* [Assigned task]: Among the records, which lines hold the word "this"? Pick them out.
** Opening Data block **
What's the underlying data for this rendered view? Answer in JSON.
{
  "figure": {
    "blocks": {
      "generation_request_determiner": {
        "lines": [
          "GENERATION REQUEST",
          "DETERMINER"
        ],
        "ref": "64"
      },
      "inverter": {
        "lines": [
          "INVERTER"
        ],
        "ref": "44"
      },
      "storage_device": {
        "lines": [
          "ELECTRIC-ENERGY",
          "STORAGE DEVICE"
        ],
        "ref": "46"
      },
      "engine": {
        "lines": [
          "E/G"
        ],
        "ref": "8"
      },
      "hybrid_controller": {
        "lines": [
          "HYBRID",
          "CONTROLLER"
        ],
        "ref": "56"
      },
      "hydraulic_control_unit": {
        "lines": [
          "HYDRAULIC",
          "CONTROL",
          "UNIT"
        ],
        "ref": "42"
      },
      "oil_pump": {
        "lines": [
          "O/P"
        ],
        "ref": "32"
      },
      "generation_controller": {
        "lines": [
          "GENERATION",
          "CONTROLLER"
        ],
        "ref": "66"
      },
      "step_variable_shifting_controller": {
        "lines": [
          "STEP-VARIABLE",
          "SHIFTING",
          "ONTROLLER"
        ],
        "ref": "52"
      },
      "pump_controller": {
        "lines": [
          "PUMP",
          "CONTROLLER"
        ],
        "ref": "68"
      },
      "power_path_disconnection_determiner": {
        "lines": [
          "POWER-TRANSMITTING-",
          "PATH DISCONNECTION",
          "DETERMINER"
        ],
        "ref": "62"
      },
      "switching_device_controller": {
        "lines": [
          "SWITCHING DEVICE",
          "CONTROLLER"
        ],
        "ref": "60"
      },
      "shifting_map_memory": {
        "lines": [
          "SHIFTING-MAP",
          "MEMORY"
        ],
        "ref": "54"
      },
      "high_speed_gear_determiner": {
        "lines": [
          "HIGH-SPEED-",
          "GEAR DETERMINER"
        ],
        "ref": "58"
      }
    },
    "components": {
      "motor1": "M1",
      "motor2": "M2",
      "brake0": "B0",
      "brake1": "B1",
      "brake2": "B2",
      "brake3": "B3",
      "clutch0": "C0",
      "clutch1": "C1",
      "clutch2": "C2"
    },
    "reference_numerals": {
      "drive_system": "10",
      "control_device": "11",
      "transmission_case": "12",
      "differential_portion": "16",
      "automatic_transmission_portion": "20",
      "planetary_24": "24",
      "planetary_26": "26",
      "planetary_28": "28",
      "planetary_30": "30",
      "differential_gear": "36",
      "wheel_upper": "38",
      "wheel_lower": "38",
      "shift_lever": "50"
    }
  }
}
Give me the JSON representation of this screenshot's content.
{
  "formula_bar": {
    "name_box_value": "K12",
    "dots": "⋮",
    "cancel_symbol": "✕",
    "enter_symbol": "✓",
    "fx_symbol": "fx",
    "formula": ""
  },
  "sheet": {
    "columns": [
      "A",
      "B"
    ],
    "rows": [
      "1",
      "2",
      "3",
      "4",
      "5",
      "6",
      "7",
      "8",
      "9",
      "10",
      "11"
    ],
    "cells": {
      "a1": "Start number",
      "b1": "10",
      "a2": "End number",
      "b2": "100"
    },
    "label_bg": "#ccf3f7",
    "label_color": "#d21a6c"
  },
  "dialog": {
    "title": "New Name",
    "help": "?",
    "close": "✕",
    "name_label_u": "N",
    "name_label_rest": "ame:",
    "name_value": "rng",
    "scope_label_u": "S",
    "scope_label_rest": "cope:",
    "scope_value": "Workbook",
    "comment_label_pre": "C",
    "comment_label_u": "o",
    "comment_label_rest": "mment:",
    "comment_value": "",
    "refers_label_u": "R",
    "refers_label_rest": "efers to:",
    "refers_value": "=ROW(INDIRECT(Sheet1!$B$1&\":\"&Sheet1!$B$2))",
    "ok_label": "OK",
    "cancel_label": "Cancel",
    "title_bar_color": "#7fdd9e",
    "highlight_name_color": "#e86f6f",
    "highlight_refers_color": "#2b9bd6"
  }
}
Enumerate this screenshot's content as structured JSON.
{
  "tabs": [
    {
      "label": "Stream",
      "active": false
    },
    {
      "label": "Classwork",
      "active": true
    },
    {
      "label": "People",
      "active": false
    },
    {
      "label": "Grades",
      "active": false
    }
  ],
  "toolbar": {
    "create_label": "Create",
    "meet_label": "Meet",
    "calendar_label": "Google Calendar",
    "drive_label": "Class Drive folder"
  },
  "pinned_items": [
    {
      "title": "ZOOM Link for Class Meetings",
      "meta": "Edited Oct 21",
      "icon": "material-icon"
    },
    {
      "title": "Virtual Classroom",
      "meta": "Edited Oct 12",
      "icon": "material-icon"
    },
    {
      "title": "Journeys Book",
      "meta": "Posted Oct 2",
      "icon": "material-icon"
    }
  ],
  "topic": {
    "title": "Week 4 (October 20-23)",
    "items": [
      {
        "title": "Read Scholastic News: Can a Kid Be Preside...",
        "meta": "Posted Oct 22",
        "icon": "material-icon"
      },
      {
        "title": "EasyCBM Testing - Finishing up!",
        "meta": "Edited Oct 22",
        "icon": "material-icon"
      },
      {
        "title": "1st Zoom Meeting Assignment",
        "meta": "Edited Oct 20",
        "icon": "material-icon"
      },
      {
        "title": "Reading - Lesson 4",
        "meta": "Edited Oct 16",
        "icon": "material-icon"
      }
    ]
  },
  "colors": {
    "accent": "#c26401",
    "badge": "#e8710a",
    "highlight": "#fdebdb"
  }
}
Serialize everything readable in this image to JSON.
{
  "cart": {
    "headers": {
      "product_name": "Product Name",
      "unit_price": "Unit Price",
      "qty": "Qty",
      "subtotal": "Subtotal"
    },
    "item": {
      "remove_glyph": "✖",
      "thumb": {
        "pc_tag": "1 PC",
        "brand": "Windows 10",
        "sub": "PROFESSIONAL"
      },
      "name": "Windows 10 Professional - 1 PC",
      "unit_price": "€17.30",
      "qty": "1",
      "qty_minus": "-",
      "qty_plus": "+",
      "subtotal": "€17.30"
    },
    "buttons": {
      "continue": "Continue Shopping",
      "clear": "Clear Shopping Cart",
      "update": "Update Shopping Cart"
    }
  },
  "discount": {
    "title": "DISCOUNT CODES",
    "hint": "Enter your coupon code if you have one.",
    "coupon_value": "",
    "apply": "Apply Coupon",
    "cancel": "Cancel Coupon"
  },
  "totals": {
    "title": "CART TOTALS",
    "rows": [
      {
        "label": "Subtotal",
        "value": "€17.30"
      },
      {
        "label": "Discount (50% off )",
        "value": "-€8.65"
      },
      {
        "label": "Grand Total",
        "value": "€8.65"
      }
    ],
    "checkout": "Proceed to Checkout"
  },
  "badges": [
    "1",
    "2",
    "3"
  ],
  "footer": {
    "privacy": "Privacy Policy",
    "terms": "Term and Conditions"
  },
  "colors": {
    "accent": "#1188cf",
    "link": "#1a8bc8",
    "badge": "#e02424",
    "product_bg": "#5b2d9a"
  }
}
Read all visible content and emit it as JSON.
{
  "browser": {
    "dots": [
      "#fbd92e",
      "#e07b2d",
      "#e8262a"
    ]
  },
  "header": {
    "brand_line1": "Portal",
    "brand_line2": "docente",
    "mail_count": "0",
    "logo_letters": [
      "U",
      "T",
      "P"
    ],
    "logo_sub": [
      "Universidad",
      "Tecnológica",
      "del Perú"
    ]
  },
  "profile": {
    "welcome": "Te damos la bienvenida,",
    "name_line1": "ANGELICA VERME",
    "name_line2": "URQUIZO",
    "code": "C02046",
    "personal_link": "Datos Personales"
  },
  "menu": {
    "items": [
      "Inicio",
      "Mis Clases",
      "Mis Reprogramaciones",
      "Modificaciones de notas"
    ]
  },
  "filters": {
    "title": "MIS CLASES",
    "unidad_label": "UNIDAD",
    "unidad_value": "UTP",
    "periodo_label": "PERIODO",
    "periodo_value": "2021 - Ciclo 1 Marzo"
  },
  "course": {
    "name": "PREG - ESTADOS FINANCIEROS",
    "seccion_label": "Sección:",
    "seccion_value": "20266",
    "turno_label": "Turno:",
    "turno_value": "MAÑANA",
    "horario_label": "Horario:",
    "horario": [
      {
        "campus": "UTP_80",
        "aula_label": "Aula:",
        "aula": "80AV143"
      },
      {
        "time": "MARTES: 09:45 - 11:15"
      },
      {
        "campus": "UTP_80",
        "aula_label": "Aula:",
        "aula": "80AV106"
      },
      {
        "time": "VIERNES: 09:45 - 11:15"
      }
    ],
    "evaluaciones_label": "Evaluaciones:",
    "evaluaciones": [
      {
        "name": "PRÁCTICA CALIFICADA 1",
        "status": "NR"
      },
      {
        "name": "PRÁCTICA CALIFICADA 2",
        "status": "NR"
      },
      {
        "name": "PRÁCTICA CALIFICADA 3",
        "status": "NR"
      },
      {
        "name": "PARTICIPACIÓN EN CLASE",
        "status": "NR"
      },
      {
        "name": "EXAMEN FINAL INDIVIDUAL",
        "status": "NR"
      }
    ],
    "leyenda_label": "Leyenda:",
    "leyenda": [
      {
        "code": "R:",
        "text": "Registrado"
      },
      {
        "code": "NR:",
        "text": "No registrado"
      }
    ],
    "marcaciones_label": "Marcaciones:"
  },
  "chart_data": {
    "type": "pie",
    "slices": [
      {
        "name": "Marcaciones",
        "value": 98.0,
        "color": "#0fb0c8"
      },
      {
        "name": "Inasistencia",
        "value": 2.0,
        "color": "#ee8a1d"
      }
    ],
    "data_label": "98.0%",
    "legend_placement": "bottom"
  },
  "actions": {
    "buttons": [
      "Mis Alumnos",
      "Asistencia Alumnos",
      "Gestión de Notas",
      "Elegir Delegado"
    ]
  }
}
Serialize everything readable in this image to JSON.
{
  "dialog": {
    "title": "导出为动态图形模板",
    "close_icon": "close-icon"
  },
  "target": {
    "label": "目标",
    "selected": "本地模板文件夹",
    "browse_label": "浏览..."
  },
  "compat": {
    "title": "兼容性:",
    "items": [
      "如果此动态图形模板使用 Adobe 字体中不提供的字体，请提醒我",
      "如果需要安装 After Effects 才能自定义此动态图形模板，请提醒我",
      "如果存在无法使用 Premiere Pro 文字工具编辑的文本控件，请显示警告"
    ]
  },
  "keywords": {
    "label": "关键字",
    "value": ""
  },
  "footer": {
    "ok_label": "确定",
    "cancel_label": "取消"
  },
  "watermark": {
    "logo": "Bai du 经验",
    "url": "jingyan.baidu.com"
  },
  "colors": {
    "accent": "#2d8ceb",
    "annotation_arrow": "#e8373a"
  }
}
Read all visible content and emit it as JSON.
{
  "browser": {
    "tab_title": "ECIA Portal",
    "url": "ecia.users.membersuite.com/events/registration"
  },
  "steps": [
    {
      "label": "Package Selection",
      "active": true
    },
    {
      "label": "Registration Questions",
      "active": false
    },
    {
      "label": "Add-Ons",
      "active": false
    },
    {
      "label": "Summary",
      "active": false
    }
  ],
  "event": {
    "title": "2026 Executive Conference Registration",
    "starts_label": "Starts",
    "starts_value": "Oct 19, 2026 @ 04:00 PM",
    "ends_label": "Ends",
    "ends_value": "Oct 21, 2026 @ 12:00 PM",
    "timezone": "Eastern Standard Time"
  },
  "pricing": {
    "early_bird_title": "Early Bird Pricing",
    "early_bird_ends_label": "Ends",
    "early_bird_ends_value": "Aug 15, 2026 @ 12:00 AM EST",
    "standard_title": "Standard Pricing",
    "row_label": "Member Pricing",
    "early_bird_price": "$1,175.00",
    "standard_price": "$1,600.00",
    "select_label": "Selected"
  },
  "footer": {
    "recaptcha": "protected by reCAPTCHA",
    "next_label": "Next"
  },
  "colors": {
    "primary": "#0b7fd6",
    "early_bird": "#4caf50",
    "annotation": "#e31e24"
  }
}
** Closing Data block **
* [Solved problem]:
What's the underlying data for this rendered view? Answer in JSON.
Give me the JSON representation of this screenshot's content.
Enumerate this screenshot's content as structured JSON.
Serialize everything readable in this image to JSON.
Serialize everything readable in this image to JSON.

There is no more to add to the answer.